**Records for this task:**

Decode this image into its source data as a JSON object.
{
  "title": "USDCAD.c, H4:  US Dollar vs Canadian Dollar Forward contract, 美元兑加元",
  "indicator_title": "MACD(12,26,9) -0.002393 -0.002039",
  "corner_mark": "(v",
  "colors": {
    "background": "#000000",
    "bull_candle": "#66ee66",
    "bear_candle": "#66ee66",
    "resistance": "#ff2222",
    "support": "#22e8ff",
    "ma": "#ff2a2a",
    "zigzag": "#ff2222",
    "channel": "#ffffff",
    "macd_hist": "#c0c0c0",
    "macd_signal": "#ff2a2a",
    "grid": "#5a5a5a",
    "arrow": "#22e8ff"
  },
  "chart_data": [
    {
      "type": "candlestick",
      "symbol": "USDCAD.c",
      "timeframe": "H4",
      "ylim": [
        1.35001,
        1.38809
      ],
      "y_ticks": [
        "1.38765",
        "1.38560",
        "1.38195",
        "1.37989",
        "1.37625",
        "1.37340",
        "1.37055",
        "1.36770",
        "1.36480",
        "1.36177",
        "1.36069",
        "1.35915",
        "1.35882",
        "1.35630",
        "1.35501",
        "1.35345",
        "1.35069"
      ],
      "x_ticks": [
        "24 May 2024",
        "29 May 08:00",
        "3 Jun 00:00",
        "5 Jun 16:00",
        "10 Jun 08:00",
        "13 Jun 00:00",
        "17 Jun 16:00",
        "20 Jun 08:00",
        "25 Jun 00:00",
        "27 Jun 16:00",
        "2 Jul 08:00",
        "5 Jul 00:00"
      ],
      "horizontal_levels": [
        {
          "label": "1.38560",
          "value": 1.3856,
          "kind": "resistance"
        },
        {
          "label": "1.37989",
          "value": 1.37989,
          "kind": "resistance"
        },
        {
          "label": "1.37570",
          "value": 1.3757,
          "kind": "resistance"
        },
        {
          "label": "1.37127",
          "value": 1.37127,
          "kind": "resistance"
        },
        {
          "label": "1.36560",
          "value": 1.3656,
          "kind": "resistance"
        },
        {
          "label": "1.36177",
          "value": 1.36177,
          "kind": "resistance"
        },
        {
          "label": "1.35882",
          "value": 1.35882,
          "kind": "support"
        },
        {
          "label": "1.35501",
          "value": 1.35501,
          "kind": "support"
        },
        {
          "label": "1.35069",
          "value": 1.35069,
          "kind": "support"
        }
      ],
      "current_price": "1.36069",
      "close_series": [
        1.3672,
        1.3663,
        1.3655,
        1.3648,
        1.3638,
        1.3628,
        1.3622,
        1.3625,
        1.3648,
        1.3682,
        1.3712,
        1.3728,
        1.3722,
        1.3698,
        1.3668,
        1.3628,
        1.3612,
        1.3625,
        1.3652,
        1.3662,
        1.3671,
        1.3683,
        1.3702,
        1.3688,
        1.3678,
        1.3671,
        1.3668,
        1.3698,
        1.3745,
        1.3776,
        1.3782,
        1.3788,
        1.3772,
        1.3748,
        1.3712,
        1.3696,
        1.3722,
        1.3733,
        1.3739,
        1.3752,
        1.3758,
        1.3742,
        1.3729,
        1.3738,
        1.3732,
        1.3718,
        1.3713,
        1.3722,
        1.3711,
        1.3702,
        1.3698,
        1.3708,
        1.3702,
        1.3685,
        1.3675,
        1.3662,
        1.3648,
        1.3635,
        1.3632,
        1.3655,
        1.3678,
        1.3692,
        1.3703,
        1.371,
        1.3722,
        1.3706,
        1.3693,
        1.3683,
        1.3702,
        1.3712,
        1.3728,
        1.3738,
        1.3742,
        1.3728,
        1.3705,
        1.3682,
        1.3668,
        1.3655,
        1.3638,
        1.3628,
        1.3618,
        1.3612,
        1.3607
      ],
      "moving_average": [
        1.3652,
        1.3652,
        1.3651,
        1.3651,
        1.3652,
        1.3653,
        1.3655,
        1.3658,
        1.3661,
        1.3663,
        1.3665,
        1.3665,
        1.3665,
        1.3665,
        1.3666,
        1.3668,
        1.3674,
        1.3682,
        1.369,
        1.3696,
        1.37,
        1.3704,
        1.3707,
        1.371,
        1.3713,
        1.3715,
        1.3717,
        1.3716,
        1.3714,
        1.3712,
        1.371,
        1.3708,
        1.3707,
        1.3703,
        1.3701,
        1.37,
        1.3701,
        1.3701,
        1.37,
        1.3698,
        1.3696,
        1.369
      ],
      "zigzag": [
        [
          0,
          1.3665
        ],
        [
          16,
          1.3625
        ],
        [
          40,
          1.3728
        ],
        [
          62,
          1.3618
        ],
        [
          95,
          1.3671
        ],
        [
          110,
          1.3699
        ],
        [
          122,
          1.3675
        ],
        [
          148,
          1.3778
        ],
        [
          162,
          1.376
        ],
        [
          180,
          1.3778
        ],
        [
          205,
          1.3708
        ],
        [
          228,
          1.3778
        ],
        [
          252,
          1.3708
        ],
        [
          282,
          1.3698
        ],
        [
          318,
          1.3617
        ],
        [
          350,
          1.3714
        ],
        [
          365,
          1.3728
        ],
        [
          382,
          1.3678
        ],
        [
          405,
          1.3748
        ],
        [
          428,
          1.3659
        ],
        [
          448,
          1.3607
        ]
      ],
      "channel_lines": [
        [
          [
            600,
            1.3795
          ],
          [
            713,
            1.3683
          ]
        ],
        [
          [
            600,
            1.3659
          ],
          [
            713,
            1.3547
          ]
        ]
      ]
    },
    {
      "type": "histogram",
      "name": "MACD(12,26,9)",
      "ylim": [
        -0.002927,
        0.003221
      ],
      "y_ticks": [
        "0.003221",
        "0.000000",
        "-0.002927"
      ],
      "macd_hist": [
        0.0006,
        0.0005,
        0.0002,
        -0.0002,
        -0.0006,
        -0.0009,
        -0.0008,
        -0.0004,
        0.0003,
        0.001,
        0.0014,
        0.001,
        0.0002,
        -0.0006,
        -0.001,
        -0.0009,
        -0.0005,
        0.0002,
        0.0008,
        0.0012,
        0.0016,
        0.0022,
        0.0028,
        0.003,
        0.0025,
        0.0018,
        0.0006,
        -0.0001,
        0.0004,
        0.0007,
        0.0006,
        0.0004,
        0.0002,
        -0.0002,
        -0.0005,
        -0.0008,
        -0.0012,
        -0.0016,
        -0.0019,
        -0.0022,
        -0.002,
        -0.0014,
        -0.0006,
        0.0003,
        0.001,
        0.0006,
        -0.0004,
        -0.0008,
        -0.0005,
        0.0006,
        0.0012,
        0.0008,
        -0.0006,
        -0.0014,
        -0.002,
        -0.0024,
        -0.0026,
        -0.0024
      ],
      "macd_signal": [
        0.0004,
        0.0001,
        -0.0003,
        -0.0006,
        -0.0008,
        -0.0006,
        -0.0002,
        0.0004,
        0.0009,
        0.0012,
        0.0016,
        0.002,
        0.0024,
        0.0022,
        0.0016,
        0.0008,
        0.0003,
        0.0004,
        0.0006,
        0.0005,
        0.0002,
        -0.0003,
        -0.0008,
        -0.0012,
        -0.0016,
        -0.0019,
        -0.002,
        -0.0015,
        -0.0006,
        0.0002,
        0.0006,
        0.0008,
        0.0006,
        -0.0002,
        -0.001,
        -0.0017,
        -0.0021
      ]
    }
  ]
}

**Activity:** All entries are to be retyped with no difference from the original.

**Solution:**
Decode this image into its source data as a JSON object.
{
  "title": "USDCAD.c, H4:  US Dollar vs Canadian Dollar Forward contract, 美元兑加元",
  "indicator_title": "MACD(12,26,9) -0.002393 -0.002039",
  "corner_mark": "(v",
  "colors": {
    "background": "#000000",
    "bull_candle": "#66ee66",
    "bear_candle": "#66ee66",
    "resistance": "#ff2222",
    "support": "#22e8ff",
    "ma": "#ff2a2a",
    "zigzag": "#ff2222",
    "channel": "#ffffff",
    "macd_hist": "#c0c0c0",
    "macd_signal": "#ff2a2a",
    "grid": "#5a5a5a",
    "arrow": "#22e8ff"
  },
  "chart_data": [
    {
      "type": "candlestick",
      "symbol": "USDCAD.c",
      "timeframe": "H4",
      "ylim": [
        1.35001,
        1.38809
      ],
      "y_ticks": [
        "1.38765",
        "1.38560",
        "1.38195",
        "1.37989",
        "1.37625",
        "1.37340",
        "1.37055",
        "1.36770",
        "1.36480",
        "1.36177",
        "1.36069",
        "1.35915",
        "1.35882",
        "1.35630",
        "1.35501",
        "1.35345",
        "1.35069"
      ],
      "x_ticks": [
        "24 May 2024",
        "29 May 08:00",
        "3 Jun 00:00",
        "5 Jun 16:00",
        "10 Jun 08:00",
        "13 Jun 00:00",
        "17 Jun 16:00",
        "20 Jun 08:00",
        "25 Jun 00:00",
        "27 Jun 16:00",
        "2 Jul 08:00",
        "5 Jul 00:00"
      ],
      "horizontal_levels": [
        {
          "label": "1.38560",
          "value": 1.3856,
          "kind": "resistance"
        },
        {
          "label": "1.37989",
          "value": 1.37989,
          "kind": "resistance"
        },
        {
          "label": "1.37570",
          "value": 1.3757,
          "kind": "resistance"
        },
        {
          "label": "1.37127",
          "value": 1.37127,
          "kind": "resistance"
        },
        {
          "label": "1.36560",
          "value": 1.3656,
          "kind": "resistance"
        },
        {
          "label": "1.36177",
          "value": 1.36177,
          "kind": "resistance"
        },
        {
          "label": "1.35882",
          "value": 1.35882,
          "kind": "support"
        },
        {
          "label": "1.35501",
          "value": 1.35501,
          "kind": "support"
        },
        {
          "label": "1.35069",
          "value": 1.35069,
          "kind": "support"
        }
      ],
      "current_price": "1.36069",
      "close_series": [
        1.3672,
        1.3663,
        1.3655,
        1.3648,
        1.3638,
        1.3628,
        1.3622,
        1.3625,
        1.3648,
        1.3682,
        1.3712,
        1.3728,
        1.3722,
        1.3698,
        1.3668,
        1.3628,
        1.3612,
        1.3625,
        1.3652,
        1.3662,
        1.3671,
        1.3683,
        1.3702,
        1.3688,
        1.3678,
        1.3671,
        1.3668,
        1.3698,
        1.3745,
        1.3776,
        1.3782,
        1.3788,
        1.3772,
        1.3748,
        1.3712,
        1.3696,
        1.3722,
        1.3733,
        1.3739,
        1.3752,
        1.3758,
        1.3742,
        1.3729,
        1.3738,
        1.3732,
        1.3718,
        1.3713,
        1.3722,
        1.3711,
        1.3702,
        1.3698,
        1.3708,
        1.3702,
        1.3685,
        1.3675,
        1.3662,
        1.3648,
        1.3635,
        1.3632,
        1.3655,
        1.3678,
        1.3692,
        1.3703,
        1.371,
        1.3722,
        1.3706,
        1.3693,
        1.3683,
        1.3702,
        1.3712,
        1.3728,
        1.3738,
        1.3742,
        1.3728,
        1.3705,
        1.3682,
        1.3668,
        1.3655,
        1.3638,
        1.3628,
        1.3618,
        1.3612,
        1.3607
      ],
      "moving_average": [
        1.3652,
        1.3652,
        1.3651,
        1.3651,
        1.3652,
        1.3653,
        1.3655,
        1.3658,
        1.3661,
        1.3663,
        1.3665,
        1.3665,
        1.3665,
        1.3665,
        1.3666,
        1.3668,
        1.3674,
        1.3682,
        1.369,
        1.3696,
        1.37,
        1.3704,
        1.3707,
        1.371,
        1.3713,
        1.3715,
        1.3717,
        1.3716,
        1.3714,
        1.3712,
        1.371,
        1.3708,
        1.3707,
        1.3703,
        1.3701,
        1.37,
        1.3701,
        1.3701,
        1.37,
        1.3698,
        1.3696,
        1.369
      ],
      "zigzag": [
        [
          0,
          1.3665
        ],
        [
          16,
          1.3625
        ],
        [
          40,
          1.3728
        ],
        [
          62,
          1.3618
        ],
        [
          95,
          1.3671
        ],
        [
          110,
          1.3699
        ],
        [
          122,
          1.3675
        ],
        [
          148,
          1.3778
        ],
        [
          162,
          1.376
        ],
        [
          180,
          1.3778
        ],
        [
          205,
          1.3708
        ],
        [
          228,
          1.3778
        ],
        [
          252,
          1.3708
        ],
        [
          282,
          1.3698
        ],
        [
          318,
          1.3617
        ],
        [
          350,
          1.3714
        ],
        [
          365,
          1.3728
        ],
        [
          382,
          1.3678
        ],
        [
          405,
          1.3748
        ],
        [
          428,
          1.3659
        ],
        [
          448,
          1.3607
        ]
      ],
      "channel_lines": [
        [
          [
            600,
            1.3795
          ],
          [
            713,
            1.3683
          ]
        ],
        [
          [
            600,
            1.3659
          ],
          [
            713,
            1.3547
          ]
        ]
      ]
    },
    {
      "type": "histogram",
      "name": "MACD(12,26,9)",
      "ylim": [
        -0.002927,
        0.003221
      ],
      "y_ticks": [
        "0.003221",
        "0.000000",
        "-0.002927"
      ],
      "macd_hist": [
        0.0006,
        0.0005,
        0.0002,
        -0.0002,
        -0.0006,
        -0.0009,
        -0.0008,
        -0.0004,
        0.0003,
        0.001,
        0.0014,
        0.001,
        0.0002,
        -0.0006,
        -0.001,
        -0.0009,
        -0.0005,
        0.0002,
        0.0008,
        0.0012,
        0.0016,
        0.0022,
        0.0028,
        0.003,
        0.0025,
        0.0018,
        0.0006,
        -0.0001,
        0.0004,
        0.0007,
        0.0006,
        0.0004,
        0.0002,
        -0.0002,
        -0.0005,
        -0.0008,
        -0.0012,
        -0.0016,
        -0.0019,
        -0.0022,
        -0.002,
        -0.0014,
        -0.0006,
        0.0003,
        0.001,
        0.0006,
        -0.0004,
        -0.0008,
        -0.0005,
        0.0006,
        0.0012,
        0.0008,
        -0.0006,
        -0.0014,
        -0.002,
        -0.0024,
        -0.0026,
        -0.0024
      ],
      "macd_signal": [
        0.0004,
        0.0001,
        -0.0003,
        -0.0006,
        -0.0008,
        -0.0006,
        -0.0002,
        0.0004,
        0.0009,
        0.0012,
        0.0016,
        0.002,
        0.0024,
        0.0022,
        0.0016,
        0.0008,
        0.0003,
        0.0004,
        0.0006,
        0.0005,
        0.0002,
        -0.0003,
        -0.0008,
        -0.0012,
        -0.0016,
        -0.0019,
        -0.002,
        -0.0015,
        -0.0006,
        0.0002,
        0.0006,
        0.0008,
        0.0006,
        -0.0002,
        -0.001,
        -0.0017,
        -0.0021
      ]
    }
  ]
}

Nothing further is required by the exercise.